Our results analyzed that MST, ASCT and CSA were all acceptable options for favorable and intermediate risk AML patients as post-remission treatment. However, what option is the optimal for different individuals as post-remission regimen? Guo et al first reported that MST increased the 2-year OS rate from 11–39% in older patients with AML, then a long term follow-up study showed that LFS and OS rates were 84.4% and 89.5% in low risk AML patients treated with MST as post-remission consolidation. Particularly in older AML patients, MST achieved a high CR rate and 1-year OS. Moreover, in recent years, MST for refractory secondary AML and the immunomodulatory agent lenlidomide combined with MST for AML have been reported[25, 26]. Compare to HLA-matched sibling donor (MSD) transplantetion, OS and LFS of MST were inferior to MSD transplantation for favorable and intermediate risk AML patients in CR1. Our results indicated that MST as post-remission treatment may be suitable for elderly patients and younger patients without an available donor for allo-HSCT suffered favorable and intermediate risk AML in CR1. The potential mechanisms of MST were direct cytotoxicity mediated by transferred alloreactine or tumor-speicific donor cells, rejection of donor cells and concomitant cytokine release, and donor CD4 + cells enhanced host cytotoxic T cells responses[5, 21, 28–31]. Nevertheless, the precise mechnism of MST remains unclear so far. Prospective randomized controlled design with large samples and basic experiments for mechanism of MST need to be further investigated. Reseachs in recent years have showed that ASCT is the acceptable option for post-remission treatment with favorable and intermediate risk AML in CR1, especially for favorable risk patients. Compared to ASCT, allo-HSCT should be the preferred post-remission strategy for intermediate risk AML patients[20, 32–34]. Furthermore, it was reported that the regimen of repeated courses of HiDAC and idarubicin with limited autologous CD34 positive peripheral blood stem cell support was proved feasible and effective in non-high risk AML patients. Therefore, ASCT should be used as post-remission treatment for younger AML patients in CR1 with favorable risk and intermediate risk in the absence of an available donor, whose MRD were negative. However, the limitations of our study were the small samples size and not the prospective randomized controlled study.
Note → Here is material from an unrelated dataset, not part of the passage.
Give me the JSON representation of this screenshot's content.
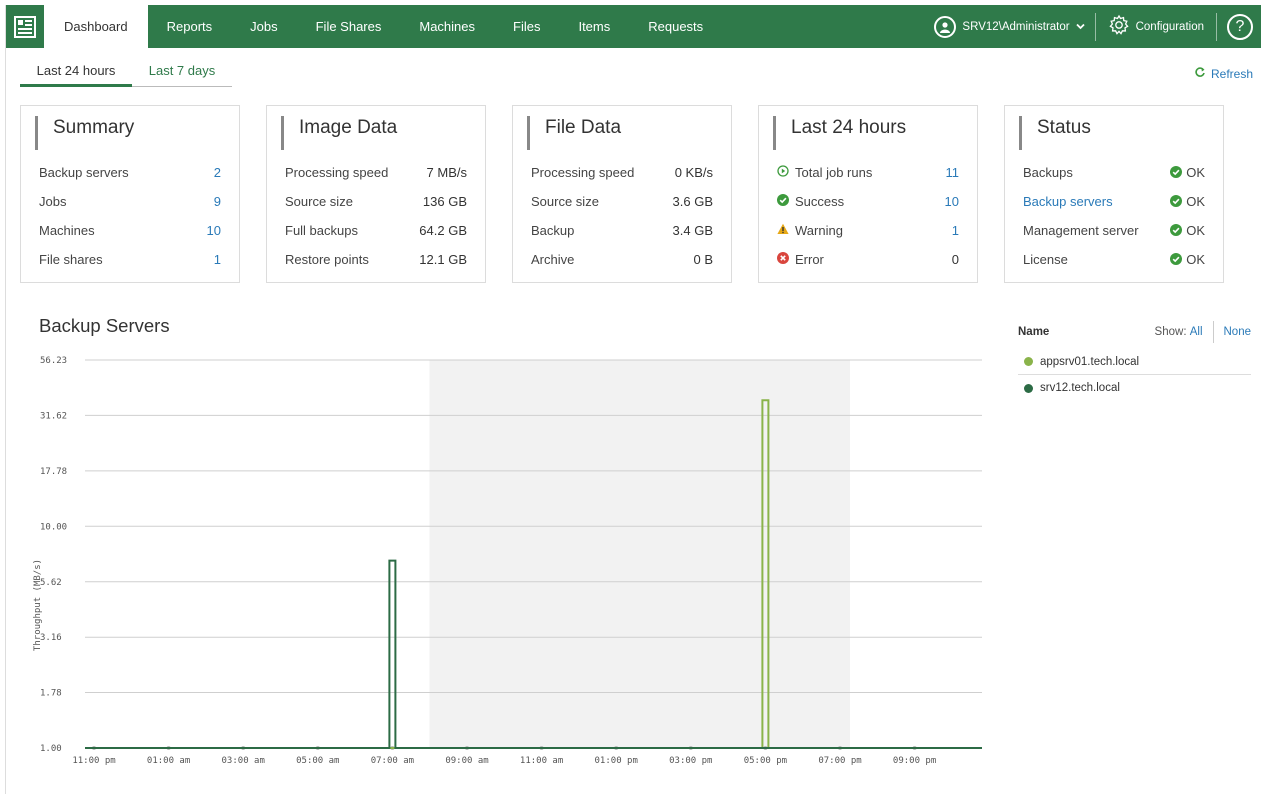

In conclusion, MST could not only improve the prognosis of the elderly but also prolong the OS and RFS of favorable or intermediate risk patients ≤ 60 years. MST, ASCT and CSA were all acceptable options for favorable and intermediate risk AML patients as post-remission treatment. MST is more suitable for elderly patients and younger patients without an available donor suffered favorable and intermediate risk AML in CR1, and ASCT is the preferred stragegy for younger favorable risk AML patients in CR1 with MRD negative. Further investigations need to be comfirmed the conclusion.